Once data has been collected by the spectrometer, it is sent to the computer as an interferogram. The computer determines the frequency and intensity of each component wave of the interferogram, by performing a Fourier Transform of the data. These frequencies and intensities make up the peaks of an IR spectrum.
Once the IR spectrum is complete, it is available for analysis. Each compound has a distinct set of strong absorptions, or peaks, which the chemist can use to identify the compound present. Each functional group within the molecule has a distinct absorption. For a complete list see the functional group absorptions.

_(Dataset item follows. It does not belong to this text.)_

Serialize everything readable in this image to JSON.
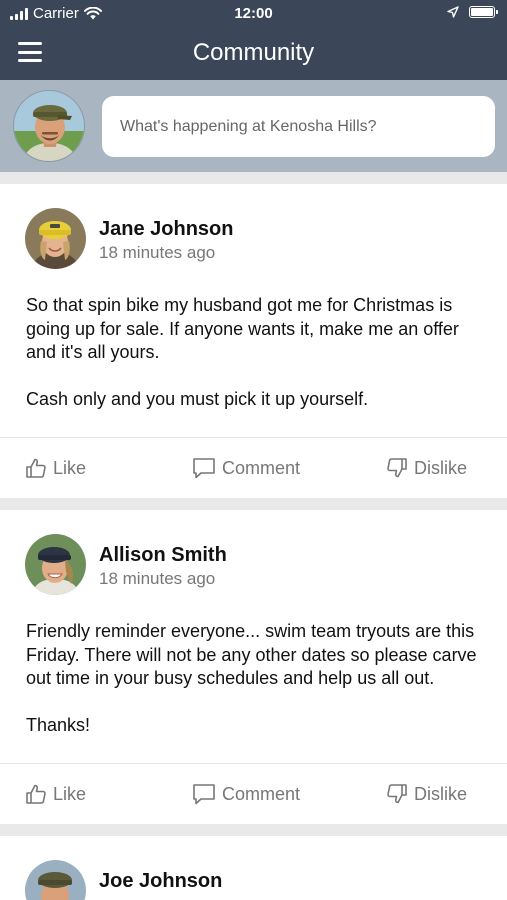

The peak is the name given to the position in the spectrum at which an absorption occurs. The horizontal scale is measured in cm-1 where cm-1 is known as wavenumber (1/wavelength), which is equivalent to frequency. For instance, in the acetophenone spectrum above, the carbonyl group has an absorption peak at 1700 cm-1. This peak has a minimum point at about 5 percent transmittance on the vertical scale, which means the carbonyl group absorbed almost all the infrared radiation at 1700 cm-1. The carbonyl group bond vibrations contain a very large oscillating dipole moment which can absorb IR radiation of the same frequency.
Common Functional Group IR Absorption Band Positions
|Functional Group||Absorption Band Position (cm-1)|